I know, I know. A lot of conventional wisdom about writing recommends a daily writing habit—for exactly that reason: if you write every day, it becomes a habit. Habits, in this case, are good. But.

Conventional wisdom is just that: conventional. It’s often the average of all the options, something that most people can aspire to. But it doesn’t take into account your own personality, or your routine, or anything else unique to your individual circumstances.

Since I read Rachel Aaron’s 2k to 10k back in April, I’ve started tracking my metrics again.

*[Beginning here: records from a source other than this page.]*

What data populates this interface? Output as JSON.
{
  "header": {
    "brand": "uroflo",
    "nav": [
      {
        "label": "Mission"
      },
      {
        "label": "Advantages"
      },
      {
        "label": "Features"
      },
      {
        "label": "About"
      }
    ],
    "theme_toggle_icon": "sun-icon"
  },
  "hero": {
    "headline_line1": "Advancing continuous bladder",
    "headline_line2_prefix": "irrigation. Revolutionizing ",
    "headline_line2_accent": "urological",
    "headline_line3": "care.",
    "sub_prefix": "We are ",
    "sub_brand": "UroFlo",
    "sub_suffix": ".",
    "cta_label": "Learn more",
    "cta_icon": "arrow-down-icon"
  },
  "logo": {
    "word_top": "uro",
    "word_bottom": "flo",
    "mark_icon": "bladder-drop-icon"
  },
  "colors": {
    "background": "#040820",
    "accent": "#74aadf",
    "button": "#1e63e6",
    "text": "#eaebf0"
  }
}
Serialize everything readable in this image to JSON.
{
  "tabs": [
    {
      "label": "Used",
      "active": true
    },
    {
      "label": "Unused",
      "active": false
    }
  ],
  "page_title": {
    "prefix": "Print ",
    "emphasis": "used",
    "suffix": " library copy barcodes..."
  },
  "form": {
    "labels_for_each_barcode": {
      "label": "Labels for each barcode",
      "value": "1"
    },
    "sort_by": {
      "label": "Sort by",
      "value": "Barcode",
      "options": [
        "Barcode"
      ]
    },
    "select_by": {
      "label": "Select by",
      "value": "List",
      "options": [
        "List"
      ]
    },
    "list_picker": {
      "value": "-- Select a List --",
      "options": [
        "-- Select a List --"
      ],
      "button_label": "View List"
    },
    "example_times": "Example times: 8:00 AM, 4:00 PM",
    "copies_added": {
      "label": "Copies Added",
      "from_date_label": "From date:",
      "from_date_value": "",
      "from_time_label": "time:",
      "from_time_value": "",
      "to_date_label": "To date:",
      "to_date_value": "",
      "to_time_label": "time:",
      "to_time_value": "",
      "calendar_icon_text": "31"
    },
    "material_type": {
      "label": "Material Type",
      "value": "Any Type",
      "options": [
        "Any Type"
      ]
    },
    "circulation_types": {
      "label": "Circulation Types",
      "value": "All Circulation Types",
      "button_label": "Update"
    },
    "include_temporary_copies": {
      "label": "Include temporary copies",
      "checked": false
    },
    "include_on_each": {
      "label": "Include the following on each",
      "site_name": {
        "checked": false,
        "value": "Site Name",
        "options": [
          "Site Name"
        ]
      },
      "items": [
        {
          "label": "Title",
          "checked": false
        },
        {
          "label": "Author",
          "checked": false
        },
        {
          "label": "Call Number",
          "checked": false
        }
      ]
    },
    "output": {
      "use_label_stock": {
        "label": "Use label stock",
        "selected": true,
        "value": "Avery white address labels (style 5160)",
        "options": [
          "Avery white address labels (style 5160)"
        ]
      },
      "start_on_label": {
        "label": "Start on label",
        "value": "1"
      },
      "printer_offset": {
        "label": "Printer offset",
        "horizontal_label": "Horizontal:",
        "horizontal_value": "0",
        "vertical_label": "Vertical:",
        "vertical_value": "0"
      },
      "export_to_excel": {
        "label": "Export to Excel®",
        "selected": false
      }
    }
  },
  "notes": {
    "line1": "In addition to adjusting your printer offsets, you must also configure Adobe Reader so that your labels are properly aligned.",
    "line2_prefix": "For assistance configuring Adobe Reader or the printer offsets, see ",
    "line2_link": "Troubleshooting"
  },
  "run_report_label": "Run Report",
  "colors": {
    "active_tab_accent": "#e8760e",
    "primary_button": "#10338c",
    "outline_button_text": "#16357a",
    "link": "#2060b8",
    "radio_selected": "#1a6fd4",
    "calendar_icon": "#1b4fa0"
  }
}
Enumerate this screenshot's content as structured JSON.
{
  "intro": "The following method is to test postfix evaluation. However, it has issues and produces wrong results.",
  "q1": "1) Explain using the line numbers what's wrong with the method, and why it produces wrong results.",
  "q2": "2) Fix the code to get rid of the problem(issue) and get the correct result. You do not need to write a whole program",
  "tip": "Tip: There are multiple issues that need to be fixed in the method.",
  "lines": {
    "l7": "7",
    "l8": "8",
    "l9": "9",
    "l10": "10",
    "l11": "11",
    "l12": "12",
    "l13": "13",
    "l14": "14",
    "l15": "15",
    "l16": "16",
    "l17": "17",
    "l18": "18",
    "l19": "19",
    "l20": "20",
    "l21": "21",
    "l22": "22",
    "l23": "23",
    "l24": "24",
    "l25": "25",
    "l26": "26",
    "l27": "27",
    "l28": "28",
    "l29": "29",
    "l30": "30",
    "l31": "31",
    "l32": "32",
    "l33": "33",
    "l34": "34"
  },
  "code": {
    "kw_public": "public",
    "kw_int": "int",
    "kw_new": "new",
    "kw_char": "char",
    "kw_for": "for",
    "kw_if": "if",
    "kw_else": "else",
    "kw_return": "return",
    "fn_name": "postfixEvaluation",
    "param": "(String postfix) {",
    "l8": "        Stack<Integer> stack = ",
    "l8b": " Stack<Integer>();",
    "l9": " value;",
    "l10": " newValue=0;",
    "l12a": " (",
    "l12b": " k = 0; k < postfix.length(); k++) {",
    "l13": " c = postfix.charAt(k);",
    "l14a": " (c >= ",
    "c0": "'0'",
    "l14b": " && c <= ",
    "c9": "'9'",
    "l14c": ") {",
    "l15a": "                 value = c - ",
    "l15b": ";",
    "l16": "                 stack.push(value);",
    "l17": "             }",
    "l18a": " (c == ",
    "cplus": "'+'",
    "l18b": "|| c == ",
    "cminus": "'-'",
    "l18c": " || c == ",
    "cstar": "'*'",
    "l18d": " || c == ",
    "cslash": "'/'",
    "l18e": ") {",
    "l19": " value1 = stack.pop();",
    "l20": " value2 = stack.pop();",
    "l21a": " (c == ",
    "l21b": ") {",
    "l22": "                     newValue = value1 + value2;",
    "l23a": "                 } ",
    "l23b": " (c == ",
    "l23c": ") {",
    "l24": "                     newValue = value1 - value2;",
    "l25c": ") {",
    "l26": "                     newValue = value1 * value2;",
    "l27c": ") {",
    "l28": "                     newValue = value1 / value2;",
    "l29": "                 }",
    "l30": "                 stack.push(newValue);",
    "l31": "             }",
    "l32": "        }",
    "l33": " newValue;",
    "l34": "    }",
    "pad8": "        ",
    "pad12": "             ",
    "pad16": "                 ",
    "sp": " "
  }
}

I did this for a few years when I first started writing, but then writing became just another way to measure my failure and so, to help dig myself out of the mire of postnatal depression, I quit writing. When I took it up again (initially in 2013 with the proposal for From The Ground Up—non-fiction was an easier ‘in’ for me than fiction with my mental state at the time), I decided not to track my word count or anything like that, because I didn’t want it to become like before: I didn’t want to have statistics I could use to beat myself up.

I neglected two things, though. First of all was that I’ve matured a lot as a human being since 2011: I’ve had two kids, I’ve suffered through and, with the help of a lot of family support and a great psychologist, beaten it, I moved away from my home town for the first time ever (and moved back again 18 months later, ha)—but most of all, I’ve learned to cut myself some slack.

The second thing I learned (or relearned) from Rachel Aaron’s excellent (if short) book: you can’t improve what you’re not tracking. Following the advice in her book, I spent a week tracking my daily circadian rhythm—which it turns out, by the way, is almost exactly wrong for modern day living. My peak awake times are at the 10s and 4s of the clock—fantastic given the baby pretty much only wakes just after 4 during the night if she’s going to, less fantastic when I’m supposed to be going to bed at 10pm. My peak asleep times? The 1s—not too drastic, although I’d like an afternoon nap more often than I get it—and the 7s. Guess what time I have to get up for work? You guessed it: 7, or just before. URGH.

But anyway, writing. The other thing I noticed after tracking my stats again for several weeks was that I actually write better when I don’t write every day. I’m a deadline kinda gal: you know, the one leaves the essay to the day (night) before (of, haha*). So even though my spreadsheet is set up to tell me how many words I need to write each day in order to meet my deadline, it actually works better for me if I let it lapse a little. There’s nothing like two days of zeros to motivate me to spend a good hour writing, even if it’s late and I’m tired, because I’ll do anything to get the numbers back on track. The key, though, I’ve found, is to be ahead to start with: if I let myself fall behind, then missing a day registers in my subconscious as ‘FAILURE, FAILURE, DO NOT RETURN TO THIS PROJECT’ and it’s really hard to find motivation again. If I start off the spreadsheet ahead, though**, then missing a day or two just means I’m less far ahead than I was, so I’m not failing yet—but it’s enough motivation to kick in a really write so I can maintain that lead.

Yeah. I know. Psychological games played with oneself are totally weird. But they work, so don’t knock it till you’ve tried it.

So writing daily for me actually doesn’t work so well: it becomes a daily chore, and something to beat myself up over if I don’t make it. If I give myself permission to NOT write every day, though, and combine that with spreadsheet tracking of my word counts and deadline goals, something magical happens: I don’t write every day, but when I do, I pull much better word counts much more easily. That, ladies and gentlemen, is what we call a win/win situation.

So this is your official permission: you don’t HAVE to write every day. Try tracking your metrics, and use that information to tailor your routine to you.

 

* I gave up fighting this in uni, because although I’d try to be diligent and get the essay done early, I’d invariably end up scrapping it the night before and starting over. It got so bad that I was often starting my 2,000-word essay two hours before it was due. I still got distinctions, but I don’t recommend this as a path to stress-free education. Ha.

 

** My current spreadsheet is tracking the word count for On Roads Between, the sequel to Where Shadows Rise (the Sanctuary series). By ‘starting ahead’, I just mean that I waited until I had a few thousand words under my belt before creating the spreadsheet, which meant that even though I only had to be at 565 words on day 1, I already had 8,507 to dump in, putting me about three weeks ahead from the outset. (Of course, I’m only ten days ahead now, but I’m still ahead, so my subconscious registers this as WHEE SUCCESS LET’S DO MORE OF THIS.)